▸ Problem to work on: Output the records exactly, with no line skipped.

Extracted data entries
○ ○ ○

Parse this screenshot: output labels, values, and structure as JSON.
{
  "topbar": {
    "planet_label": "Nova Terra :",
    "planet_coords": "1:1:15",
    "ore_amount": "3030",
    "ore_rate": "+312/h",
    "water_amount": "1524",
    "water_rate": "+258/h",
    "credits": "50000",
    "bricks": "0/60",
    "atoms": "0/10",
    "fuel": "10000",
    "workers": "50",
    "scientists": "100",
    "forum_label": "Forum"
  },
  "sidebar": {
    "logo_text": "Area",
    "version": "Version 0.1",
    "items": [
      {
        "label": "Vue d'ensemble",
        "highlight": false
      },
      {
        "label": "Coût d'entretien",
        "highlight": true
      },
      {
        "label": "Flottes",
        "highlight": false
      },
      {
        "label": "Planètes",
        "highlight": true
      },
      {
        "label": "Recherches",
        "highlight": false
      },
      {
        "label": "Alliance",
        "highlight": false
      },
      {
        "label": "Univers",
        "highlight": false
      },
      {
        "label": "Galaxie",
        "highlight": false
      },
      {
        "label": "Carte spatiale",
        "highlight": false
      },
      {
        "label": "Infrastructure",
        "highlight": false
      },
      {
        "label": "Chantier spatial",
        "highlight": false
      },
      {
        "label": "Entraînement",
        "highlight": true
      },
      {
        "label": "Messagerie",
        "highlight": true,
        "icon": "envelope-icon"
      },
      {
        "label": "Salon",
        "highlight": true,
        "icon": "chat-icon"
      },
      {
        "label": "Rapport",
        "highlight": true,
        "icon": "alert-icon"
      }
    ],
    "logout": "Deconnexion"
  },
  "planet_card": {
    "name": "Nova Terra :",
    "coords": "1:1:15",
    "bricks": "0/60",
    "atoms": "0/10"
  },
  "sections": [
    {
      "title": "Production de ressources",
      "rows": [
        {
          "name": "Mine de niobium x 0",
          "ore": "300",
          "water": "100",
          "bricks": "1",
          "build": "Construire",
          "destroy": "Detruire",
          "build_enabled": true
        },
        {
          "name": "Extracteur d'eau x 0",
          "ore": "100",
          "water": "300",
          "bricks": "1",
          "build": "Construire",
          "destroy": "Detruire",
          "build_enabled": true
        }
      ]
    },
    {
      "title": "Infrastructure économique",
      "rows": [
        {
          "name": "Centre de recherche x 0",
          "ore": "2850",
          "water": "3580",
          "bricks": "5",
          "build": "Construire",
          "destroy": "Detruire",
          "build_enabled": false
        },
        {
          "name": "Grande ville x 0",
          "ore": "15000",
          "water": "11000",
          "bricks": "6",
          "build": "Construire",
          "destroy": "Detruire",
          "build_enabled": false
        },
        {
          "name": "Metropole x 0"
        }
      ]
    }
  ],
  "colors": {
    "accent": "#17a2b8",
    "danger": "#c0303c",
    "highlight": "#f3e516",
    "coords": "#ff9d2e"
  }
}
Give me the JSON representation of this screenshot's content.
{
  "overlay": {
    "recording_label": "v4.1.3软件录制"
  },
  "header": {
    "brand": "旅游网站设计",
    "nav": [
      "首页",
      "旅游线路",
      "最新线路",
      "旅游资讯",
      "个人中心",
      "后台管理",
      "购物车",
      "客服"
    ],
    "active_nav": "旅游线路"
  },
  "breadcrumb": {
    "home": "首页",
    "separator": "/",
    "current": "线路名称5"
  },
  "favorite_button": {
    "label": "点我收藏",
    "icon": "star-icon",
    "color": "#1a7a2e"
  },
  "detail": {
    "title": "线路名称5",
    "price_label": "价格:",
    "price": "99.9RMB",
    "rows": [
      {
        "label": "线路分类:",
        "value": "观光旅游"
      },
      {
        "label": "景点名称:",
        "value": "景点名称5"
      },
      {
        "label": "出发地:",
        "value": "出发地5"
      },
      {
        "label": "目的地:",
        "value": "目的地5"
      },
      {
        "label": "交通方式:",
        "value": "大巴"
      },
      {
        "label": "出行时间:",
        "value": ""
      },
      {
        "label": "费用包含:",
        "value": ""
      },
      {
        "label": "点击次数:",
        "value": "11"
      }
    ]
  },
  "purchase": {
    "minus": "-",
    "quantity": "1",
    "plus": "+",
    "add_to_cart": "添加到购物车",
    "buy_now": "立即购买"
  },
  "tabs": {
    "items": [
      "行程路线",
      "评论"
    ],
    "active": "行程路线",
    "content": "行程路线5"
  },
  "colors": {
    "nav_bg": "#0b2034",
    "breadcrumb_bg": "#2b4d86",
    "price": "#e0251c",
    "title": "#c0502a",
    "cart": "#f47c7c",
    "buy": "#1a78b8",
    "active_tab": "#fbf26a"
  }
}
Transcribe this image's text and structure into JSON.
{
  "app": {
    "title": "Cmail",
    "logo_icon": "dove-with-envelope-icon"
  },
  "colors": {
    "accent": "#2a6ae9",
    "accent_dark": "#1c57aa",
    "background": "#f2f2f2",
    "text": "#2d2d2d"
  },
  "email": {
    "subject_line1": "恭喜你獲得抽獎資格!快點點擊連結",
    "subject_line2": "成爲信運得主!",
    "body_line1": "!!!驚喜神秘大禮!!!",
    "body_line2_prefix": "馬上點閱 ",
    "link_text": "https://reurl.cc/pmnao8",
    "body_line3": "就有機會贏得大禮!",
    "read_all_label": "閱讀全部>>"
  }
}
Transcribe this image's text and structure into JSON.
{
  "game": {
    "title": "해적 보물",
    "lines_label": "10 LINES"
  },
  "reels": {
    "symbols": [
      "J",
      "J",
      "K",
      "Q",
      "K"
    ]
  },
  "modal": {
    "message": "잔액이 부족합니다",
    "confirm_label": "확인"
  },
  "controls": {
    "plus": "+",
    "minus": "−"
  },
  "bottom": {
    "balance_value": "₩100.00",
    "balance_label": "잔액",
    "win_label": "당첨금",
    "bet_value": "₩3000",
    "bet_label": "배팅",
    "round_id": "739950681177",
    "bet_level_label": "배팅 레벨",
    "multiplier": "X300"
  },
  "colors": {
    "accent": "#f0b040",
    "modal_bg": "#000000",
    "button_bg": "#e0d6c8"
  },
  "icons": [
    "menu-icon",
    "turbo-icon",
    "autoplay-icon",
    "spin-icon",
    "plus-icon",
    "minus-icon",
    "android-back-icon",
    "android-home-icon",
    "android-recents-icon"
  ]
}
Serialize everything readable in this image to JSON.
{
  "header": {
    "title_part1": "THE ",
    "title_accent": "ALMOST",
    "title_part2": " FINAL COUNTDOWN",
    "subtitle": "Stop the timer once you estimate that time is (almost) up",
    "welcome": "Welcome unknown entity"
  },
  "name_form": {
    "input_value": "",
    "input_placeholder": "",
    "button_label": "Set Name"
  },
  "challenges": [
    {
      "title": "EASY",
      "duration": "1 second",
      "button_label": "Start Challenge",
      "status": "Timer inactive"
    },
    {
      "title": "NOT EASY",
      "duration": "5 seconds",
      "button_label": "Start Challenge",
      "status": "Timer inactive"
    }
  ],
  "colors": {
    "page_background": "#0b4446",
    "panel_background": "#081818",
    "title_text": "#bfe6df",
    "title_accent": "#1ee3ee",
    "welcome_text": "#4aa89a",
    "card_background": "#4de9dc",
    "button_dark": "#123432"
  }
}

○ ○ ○

▸ Answer to this task:
Parse this screenshot: output labels, values, and structure as JSON.
{
  "topbar": {
    "planet_label": "Nova Terra :",
    "planet_coords": "1:1:15",
    "ore_amount": "3030",
    "ore_rate": "+312/h",
    "water_amount": "1524",
    "water_rate": "+258/h",
    "credits": "50000",
    "bricks": "0/60",
    "atoms": "0/10",
    "fuel": "10000",
    "workers": "50",
    "scientists": "100",
    "forum_label": "Forum"
  },
  "sidebar": {
    "logo_text": "Area",
    "version": "Version 0.1",
    "items": [
      {
        "label": "Vue d'ensemble",
        "highlight": false
      },
      {
        "label": "Coût d'entretien",
        "highlight": true
      },
      {
        "label": "Flottes",
        "highlight": false
      },
      {
        "label": "Planètes",
        "highlight": true
      },
      {
        "label": "Recherches",
        "highlight": false
      },
      {
        "label": "Alliance",
        "highlight": false
      },
      {
        "label": "Univers",
        "highlight": false
      },
      {
        "label": "Galaxie",
        "highlight": false
      },
      {
        "label": "Carte spatiale",
        "highlight": false
      },
      {
        "label": "Infrastructure",
        "highlight": false
      },
      {
        "label": "Chantier spatial",
        "highlight": false
      },
      {
        "label": "Entraînement",
        "highlight": true
      },
      {
        "label": "Messagerie",
        "highlight": true,
        "icon": "envelope-icon"
      },
      {
        "label": "Salon",
        "highlight": true,
        "icon": "chat-icon"
      },
      {
        "label": "Rapport",
        "highlight": true,
        "icon": "alert-icon"
      }
    ],
    "logout": "Deconnexion"
  },
  "planet_card": {
    "name": "Nova Terra :",
    "coords": "1:1:15",
    "bricks": "0/60",
    "atoms": "0/10"
  },
  "sections": [
    {
      "title": "Production de ressources",
      "rows": [
        {
          "name": "Mine de niobium x 0",
          "ore": "300",
          "water": "100",
          "bricks": "1",
          "build": "Construire",
          "destroy": "Detruire",
          "build_enabled": true
        },
        {
          "name": "Extracteur d'eau x 0",
          "ore": "100",
          "water": "300",
          "bricks": "1",
          "build": "Construire",
          "destroy": "Detruire",
          "build_enabled": true
        }
      ]
    },
    {
      "title": "Infrastructure économique",
      "rows": [
        {
          "name": "Centre de recherche x 0",
          "ore": "2850",
          "water": "3580",
          "bricks": "5",
          "build": "Construire",
          "destroy": "Detruire",
          "build_enabled": false
        },
        {
          "name": "Grande ville x 0",
          "ore": "15000",
          "water": "11000",
          "bricks": "6",
          "build": "Construire",
          "destroy": "Detruire",
          "build_enabled": false
        },
        {
          "name": "Metropole x 0"
        }
      ]
    }
  ],
  "colors": {
    "accent": "#17a2b8",
    "danger": "#c0303c",
    "highlight": "#f3e516",
    "coords": "#ff9d2e"
  }
}
Give me the JSON representation of this screenshot's content.
{
  "overlay": {
    "recording_label": "v4.1.3软件录制"
  },
  "header": {
    "brand": "旅游网站设计",
    "nav": [
      "首页",
      "旅游线路",
      "最新线路",
      "旅游资讯",
      "个人中心",
      "后台管理",
      "购物车",
      "客服"
    ],
    "active_nav": "旅游线路"
  },
  "breadcrumb": {
    "home": "首页",
    "separator": "/",
    "current": "线路名称5"
  },
  "favorite_button": {
    "label": "点我收藏",
    "icon": "star-icon",
    "color": "#1a7a2e"
  },
  "detail": {
    "title": "线路名称5",
    "price_label": "价格:",
    "price": "99.9RMB",
    "rows": [
      {
        "label": "线路分类:",
        "value": "观光旅游"
      },
      {
        "label": "景点名称:",
        "value": "景点名称5"
      },
      {
        "label": "出发地:",
        "value": "出发地5"
      },
      {
        "label": "目的地:",
        "value": "目的地5"
      },
      {
        "label": "交通方式:",
        "value": "大巴"
      },
      {
        "label": "出行时间:",
        "value": ""
      },
      {
        "label": "费用包含:",
        "value": ""
      },
      {
        "label": "点击次数:",
        "value": "11"
      }
    ]
  },
  "purchase": {
    "minus": "-",
    "quantity": "1",
    "plus": "+",
    "add_to_cart": "添加到购物车",
    "buy_now": "立即购买"
  },
  "tabs": {
    "items": [
      "行程路线",
      "评论"
    ],
    "active": "行程路线",
    "content": "行程路线5"
  },
  "colors": {
    "nav_bg": "#0b2034",
    "breadcrumb_bg": "#2b4d86",
    "price": "#e0251c",
    "title": "#c0502a",
    "cart": "#f47c7c",
    "buy": "#1a78b8",
    "active_tab": "#fbf26a"
  }
}
Transcribe this image's text and structure into JSON.
{
  "app": {
    "title": "Cmail",
    "logo_icon": "dove-with-envelope-icon"
  },
  "colors": {
    "accent": "#2a6ae9",
    "accent_dark": "#1c57aa",
    "background": "#f2f2f2",
    "text": "#2d2d2d"
  },
  "email": {
    "subject_line1": "恭喜你獲得抽獎資格!快點點擊連結",
    "subject_line2": "成爲信運得主!",
    "body_line1": "!!!驚喜神秘大禮!!!",
    "body_line2_prefix": "馬上點閱 ",
    "link_text": "https://reurl.cc/pmnao8",
    "body_line3": "就有機會贏得大禮!",
    "read_all_label": "閱讀全部>>"
  }
}
Transcribe this image's text and structure into JSON.
{
  "game": {
    "title": "해적 보물",
    "lines_label": "10 LINES"
  },
  "reels": {
    "symbols": [
      "J",
      "J",
      "K",
      "Q",
      "K"
    ]
  },
  "modal": {
    "message": "잔액이 부족합니다",
    "confirm_label": "확인"
  },
  "controls": {
    "plus": "+",
    "minus": "−"
  },
  "bottom": {
    "balance_value": "₩100.00",
    "balance_label": "잔액",
    "win_label": "당첨금",
    "bet_value": "₩3000",
    "bet_label": "배팅",
    "round_id": "739950681177",
    "bet_level_label": "배팅 레벨",
    "multiplier": "X300"
  },
  "colors": {
    "accent": "#f0b040",
    "modal_bg": "#000000",
    "button_bg": "#e0d6c8"
  },
  "icons": [
    "menu-icon",
    "turbo-icon",
    "autoplay-icon",
    "spin-icon",
    "plus-icon",
    "minus-icon",
    "android-back-icon",
    "android-home-icon",
    "android-recents-icon"
  ]
}
Serialize everything readable in this image to JSON.
{
  "header": {
    "title_part1": "THE ",
    "title_accent": "ALMOST",
    "title_part2": " FINAL COUNTDOWN",
    "subtitle": "Stop the timer once you estimate that time is (almost) up",
    "welcome": "Welcome unknown entity"
  },
  "name_form": {
    "input_value": "",
    "input_placeholder": "",
    "button_label": "Set Name"
  },
  "challenges": [
    {
      "title": "EASY",
      "duration": "1 second",
      "button_label": "Start Challenge",
      "status": "Timer inactive"
    },
    {
      "title": "NOT EASY",
      "duration": "5 seconds",
      "button_label": "Start Challenge",
      "status": "Timer inactive"
    }
  ],
  "colors": {
    "page_background": "#0b4446",
    "panel_background": "#081818",
    "title_text": "#bfe6df",
    "title_accent": "#1ee3ee",
    "welcome_text": "#4aa89a",
    "card_background": "#4de9dc",
    "button_dark": "#123432"
  }
}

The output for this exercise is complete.